Secondly, as regards default, on 30th June under Article 17 there was a sum owing to us which is worked out according to that Article at 3¾ per cent. of the sterling proceeds based on certain receipts from sales. That sum, in our calculation, would have amounted to £244,000. Not a penny of that has been paid over by the Poles. So the total default is in the neighbourhood of £650,000. That is the way in which this Agreement has been scrupulously honoured, according to my hon. Friend.

The action which has been taken by us is not in retaliation for this default. I have referred to it to show that the violation has taken place on the Polish side. I further put out to my hon. Friend that Poland is not doing us a favour in selling to us bacon, pitprops, and the other items referred to which come under this Agreement. Poland happens to be short of sterling and needs it. Her sale of goods to us is very useful to her. With the sterling which she obtains she has heretofore been able to buy freely in the sterling area raw materials of which she is in considerable need. She has bought very large quantities of raw materials. I might mention wood as one of these.

My hon. Friend suggested that there must be one of two reasons why we were taking this action: either it was a question of Persian oil or of hindering East-West trade. I have touched on the matter of Persian oil already. But my hon. Friend referred also to Article 5 (1, b) in which it is suggested that no obstacle should be put in the way of the supply to Poland of Middle East oil. As far as I am aware, no obstacles have heretofore been put by His Majesty's Government in the way of Poland obtaining that oil. She has obtained that oil up to the present time and these two tankers were not in service. So she was obtaining it, presumably, without these two tankers, and to withhold them from her now is no reason for assuming that, as a consequence, she will not be able to obtain that oil. I do not think that Article 5 (1, b), which my hon. Friend quoted, is relevant in this case.

With regard to denying these tankers to the Poles with the intention of hindering East-West trade, I can deny absolutely that there has been any pressure on us to deny these tankers to Poland with a view to hindering East-West trade. But it is a fact, of course, that on all defence matters there is close consultation between the N.A.T.O. Powers. We keep in the closest touch with all our Allies and, as we are organising for joint defence, we cannot take any action which would in our view weaken our defence as a whole.
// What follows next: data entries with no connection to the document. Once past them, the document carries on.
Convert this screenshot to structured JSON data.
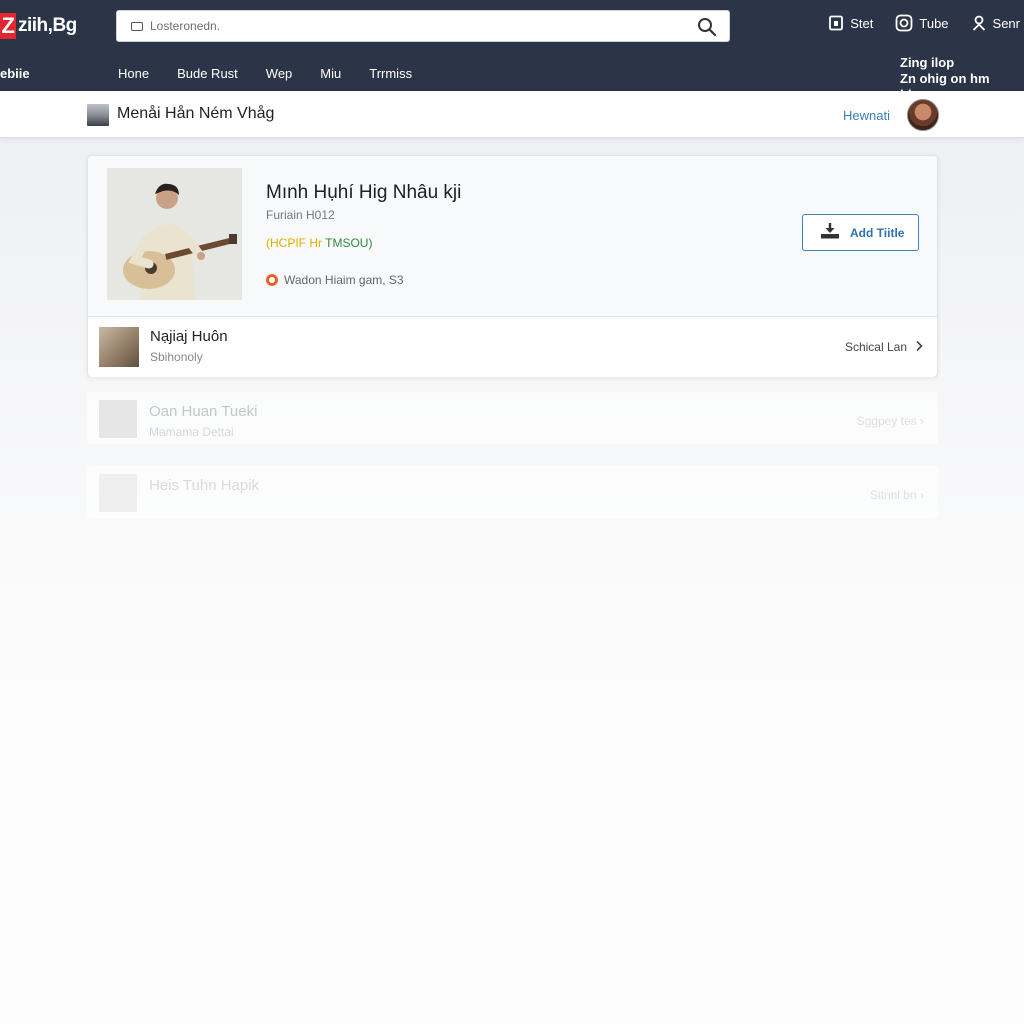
{
  "header": {
    "logo_text": "ziih,Bg",
    "logo_letter": "Z",
    "search": {
      "placeholder": "Losteronedn."
    },
    "actions": [
      {
        "label": "Stet",
        "icon": "bookmark-icon"
      },
      {
        "label": "Tube",
        "icon": "camera-icon"
      },
      {
        "label": "Senr",
        "icon": "user-icon"
      }
    ],
    "nav_left_label": "ebiie",
    "nav": [
      "Hone",
      "Bude Rust",
      "Wep",
      "Miu",
      "Trrmiss"
    ],
    "promo_line1": "Zing ilop",
    "promo_line2": "Zn ohig on hm hip"
  },
  "subheader": {
    "title": "Menåi Hån Ném Vhåg",
    "link": "Hewnati"
  },
  "card": {
    "song_title": "Mınh Hụhí Hig Nhâu kji",
    "song_sub": "Furiain H012",
    "tag_part1": "(HCPIF Hr",
    "tag_part2": "TMSOU)",
    "meta": "Wadon Hiaim gam, S3",
    "add_button": "Add Tiitle",
    "row": {
      "title": "Nạjiaj Huôn",
      "sub": "Sbihonoly",
      "action": "Schical Lan"
    }
  },
  "ghost_rows": [
    {
      "title": "Oan Huan Tueki",
      "sub": "Mamama Dettai",
      "action": "Sggpey tes"
    },
    {
      "title": "Heis Tuhn Hapik",
      "sub": "",
      "action": "Sitnnl bn"
    }
  ],
  "colors": {
    "topbar": "#2c3547",
    "logo_red": "#e3262f",
    "accent_blue": "#3d82c0",
    "tag_yellow": "#e0b000",
    "tag_green": "#2f8a3e"
  }
}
It is a fact that the Admiralty concerned that these tankers were required, and one of them is already been used for defence purposes.

Both of my hon. Friends referred to the Battle Bill which is now before Congress, but this Bill is not yet law and I think it would be indiscreet of me to comment upon its terms at this stage. If the Bill goes through, then it will be time enough to consider it.

Finally, on the question of East-West trade, His Majesty's Government view, and continue to view, East-West trade as being to the mutual advantage of those engaged in it, and we hope that it will continue to the maximum extent possible. But we cannot allow East-West trade to be carried on to the point where it endangers our security. It is our security—our defence considerations—which must be the over-riding factor. But we do not intend that this action, which, as I said. is governed by defence, should interfere with the trade which is being carried on between the West and the East. We consider that it can continue to our mutual benefit.

There is a very wide range of products which can be exported from this country to Poland and which Poland can export to us, and we hope that Poland will continue to sell to us what we require and purchase from us, as she is doing, and has been doing, those goods which she requires. The fact that these two tankers have been requisitioned for the purposes which I have given is not, in our view, a matter which should prevent the continuation of that trade.

[NOTE: For further speeches on this subject see cols. 3050–6.]